**Material for this task:**
****************************************

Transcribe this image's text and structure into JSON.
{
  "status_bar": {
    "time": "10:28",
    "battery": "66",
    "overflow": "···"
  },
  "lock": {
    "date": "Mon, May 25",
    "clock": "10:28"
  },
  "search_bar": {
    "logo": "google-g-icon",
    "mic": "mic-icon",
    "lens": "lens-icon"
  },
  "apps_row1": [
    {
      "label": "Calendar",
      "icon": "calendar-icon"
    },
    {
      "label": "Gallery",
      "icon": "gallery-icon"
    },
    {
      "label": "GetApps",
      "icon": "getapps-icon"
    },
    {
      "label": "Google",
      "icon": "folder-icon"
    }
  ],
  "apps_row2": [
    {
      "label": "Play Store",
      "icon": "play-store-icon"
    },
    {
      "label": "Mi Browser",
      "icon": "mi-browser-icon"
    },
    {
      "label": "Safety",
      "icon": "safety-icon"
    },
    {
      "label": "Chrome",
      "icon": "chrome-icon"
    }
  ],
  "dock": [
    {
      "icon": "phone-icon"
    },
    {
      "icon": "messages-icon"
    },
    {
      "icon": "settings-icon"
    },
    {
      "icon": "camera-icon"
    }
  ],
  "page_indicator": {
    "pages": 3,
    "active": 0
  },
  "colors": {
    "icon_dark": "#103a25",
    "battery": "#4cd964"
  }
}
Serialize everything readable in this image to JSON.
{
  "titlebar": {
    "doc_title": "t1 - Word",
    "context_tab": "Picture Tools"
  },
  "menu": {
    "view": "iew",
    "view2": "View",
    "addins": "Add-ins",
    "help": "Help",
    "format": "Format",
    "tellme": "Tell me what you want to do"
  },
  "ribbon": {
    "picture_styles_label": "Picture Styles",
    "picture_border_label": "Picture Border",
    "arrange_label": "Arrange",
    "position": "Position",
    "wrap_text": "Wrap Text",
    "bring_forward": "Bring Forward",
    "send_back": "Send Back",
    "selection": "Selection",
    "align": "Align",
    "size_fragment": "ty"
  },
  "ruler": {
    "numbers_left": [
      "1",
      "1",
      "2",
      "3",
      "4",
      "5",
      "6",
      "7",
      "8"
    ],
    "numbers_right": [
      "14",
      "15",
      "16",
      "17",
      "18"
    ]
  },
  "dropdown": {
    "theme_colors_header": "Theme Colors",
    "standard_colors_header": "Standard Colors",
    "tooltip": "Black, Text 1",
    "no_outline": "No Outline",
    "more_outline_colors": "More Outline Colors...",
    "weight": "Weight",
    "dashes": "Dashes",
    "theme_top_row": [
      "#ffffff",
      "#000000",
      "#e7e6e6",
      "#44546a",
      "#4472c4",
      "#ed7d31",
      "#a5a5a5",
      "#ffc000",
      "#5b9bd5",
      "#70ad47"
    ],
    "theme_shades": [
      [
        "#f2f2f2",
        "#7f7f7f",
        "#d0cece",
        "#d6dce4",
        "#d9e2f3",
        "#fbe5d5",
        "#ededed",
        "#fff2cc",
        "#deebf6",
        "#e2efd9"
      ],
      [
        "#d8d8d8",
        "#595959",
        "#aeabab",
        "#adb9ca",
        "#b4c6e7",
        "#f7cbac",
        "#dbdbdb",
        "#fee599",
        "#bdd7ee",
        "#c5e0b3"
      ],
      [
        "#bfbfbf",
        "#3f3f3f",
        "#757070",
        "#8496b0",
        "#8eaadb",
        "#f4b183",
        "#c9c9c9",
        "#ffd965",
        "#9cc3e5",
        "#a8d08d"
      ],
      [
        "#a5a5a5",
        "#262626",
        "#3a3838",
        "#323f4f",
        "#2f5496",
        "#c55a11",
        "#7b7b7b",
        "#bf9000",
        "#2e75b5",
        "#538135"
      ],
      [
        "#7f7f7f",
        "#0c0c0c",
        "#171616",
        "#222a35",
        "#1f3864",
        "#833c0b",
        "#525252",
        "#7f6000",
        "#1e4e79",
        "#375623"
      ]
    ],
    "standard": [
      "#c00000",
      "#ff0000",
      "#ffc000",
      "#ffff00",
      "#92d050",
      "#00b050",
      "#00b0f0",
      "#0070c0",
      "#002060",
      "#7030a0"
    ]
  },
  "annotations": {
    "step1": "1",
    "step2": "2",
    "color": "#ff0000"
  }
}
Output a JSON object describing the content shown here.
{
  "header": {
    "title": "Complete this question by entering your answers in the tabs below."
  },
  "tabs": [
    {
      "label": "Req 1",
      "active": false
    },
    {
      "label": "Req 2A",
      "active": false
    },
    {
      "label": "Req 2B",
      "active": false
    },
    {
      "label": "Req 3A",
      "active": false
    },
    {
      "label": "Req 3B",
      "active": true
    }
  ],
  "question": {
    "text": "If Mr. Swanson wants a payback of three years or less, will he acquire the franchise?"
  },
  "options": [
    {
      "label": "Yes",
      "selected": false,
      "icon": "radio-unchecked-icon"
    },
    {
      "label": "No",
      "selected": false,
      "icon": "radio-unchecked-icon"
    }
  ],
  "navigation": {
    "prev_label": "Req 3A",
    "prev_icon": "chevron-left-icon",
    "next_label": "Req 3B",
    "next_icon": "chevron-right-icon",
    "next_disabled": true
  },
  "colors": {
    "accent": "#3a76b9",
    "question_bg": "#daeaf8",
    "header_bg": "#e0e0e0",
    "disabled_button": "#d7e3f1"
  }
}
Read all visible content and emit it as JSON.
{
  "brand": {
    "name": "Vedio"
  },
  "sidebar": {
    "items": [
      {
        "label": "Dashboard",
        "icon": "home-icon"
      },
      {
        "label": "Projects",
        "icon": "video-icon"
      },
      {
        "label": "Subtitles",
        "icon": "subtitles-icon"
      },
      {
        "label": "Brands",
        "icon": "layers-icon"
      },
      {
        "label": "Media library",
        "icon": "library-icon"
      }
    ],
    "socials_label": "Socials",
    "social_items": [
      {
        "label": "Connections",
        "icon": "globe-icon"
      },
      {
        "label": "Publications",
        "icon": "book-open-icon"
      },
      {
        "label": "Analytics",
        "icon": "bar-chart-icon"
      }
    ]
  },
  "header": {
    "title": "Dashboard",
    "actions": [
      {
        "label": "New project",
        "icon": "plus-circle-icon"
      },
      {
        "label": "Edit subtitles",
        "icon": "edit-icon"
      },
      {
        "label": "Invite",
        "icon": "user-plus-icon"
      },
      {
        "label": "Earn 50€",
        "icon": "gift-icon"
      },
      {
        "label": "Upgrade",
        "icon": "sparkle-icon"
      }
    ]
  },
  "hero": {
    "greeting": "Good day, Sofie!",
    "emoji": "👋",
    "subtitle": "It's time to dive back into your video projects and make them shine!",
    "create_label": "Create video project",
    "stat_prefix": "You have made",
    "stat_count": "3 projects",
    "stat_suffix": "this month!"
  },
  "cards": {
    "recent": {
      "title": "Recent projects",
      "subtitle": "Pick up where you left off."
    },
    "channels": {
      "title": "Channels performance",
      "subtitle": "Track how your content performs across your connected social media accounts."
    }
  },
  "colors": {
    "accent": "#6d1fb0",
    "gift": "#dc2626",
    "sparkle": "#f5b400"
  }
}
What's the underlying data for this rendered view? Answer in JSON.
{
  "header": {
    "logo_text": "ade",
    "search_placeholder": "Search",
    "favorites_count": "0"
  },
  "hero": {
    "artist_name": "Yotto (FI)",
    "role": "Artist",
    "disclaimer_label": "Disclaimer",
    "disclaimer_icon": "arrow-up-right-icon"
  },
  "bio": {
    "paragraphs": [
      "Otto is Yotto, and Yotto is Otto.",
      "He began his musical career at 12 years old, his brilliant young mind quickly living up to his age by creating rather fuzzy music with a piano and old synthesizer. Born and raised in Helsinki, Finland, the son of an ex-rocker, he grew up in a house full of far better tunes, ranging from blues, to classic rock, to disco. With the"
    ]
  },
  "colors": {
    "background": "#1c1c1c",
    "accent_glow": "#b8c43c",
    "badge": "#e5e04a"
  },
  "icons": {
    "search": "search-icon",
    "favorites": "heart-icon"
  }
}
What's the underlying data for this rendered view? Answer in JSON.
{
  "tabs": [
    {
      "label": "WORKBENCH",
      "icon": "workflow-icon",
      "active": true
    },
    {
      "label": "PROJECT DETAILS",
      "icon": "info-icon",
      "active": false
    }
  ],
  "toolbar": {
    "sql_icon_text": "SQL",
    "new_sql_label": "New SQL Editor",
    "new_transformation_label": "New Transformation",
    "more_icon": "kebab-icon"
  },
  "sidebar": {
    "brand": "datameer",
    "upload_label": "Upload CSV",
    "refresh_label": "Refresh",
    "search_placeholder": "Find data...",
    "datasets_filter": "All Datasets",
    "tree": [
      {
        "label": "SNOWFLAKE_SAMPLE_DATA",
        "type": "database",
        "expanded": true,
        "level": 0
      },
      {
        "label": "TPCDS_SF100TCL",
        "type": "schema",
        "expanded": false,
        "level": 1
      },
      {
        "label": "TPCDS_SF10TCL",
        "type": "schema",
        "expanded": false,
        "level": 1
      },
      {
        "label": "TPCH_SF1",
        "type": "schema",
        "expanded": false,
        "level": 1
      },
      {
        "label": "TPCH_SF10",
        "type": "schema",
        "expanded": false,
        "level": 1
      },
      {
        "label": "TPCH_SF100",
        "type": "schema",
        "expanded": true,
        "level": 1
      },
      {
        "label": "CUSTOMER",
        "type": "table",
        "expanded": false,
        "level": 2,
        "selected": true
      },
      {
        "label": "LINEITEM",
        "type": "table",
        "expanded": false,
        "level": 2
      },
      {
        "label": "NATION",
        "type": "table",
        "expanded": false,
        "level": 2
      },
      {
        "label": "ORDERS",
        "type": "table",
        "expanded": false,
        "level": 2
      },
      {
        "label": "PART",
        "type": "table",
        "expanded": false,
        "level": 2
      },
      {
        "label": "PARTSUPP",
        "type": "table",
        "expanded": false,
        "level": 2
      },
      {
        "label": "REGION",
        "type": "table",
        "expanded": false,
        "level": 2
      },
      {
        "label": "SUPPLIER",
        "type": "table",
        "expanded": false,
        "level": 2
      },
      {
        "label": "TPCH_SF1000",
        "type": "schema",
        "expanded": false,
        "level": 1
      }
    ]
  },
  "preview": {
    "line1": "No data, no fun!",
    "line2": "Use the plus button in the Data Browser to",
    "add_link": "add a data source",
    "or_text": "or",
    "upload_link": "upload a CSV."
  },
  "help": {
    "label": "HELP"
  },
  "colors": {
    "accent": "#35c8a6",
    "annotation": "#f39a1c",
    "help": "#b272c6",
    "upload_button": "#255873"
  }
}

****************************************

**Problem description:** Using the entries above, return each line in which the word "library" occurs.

**Result:**
        "label": "Media library",
        "icon": "library-icon"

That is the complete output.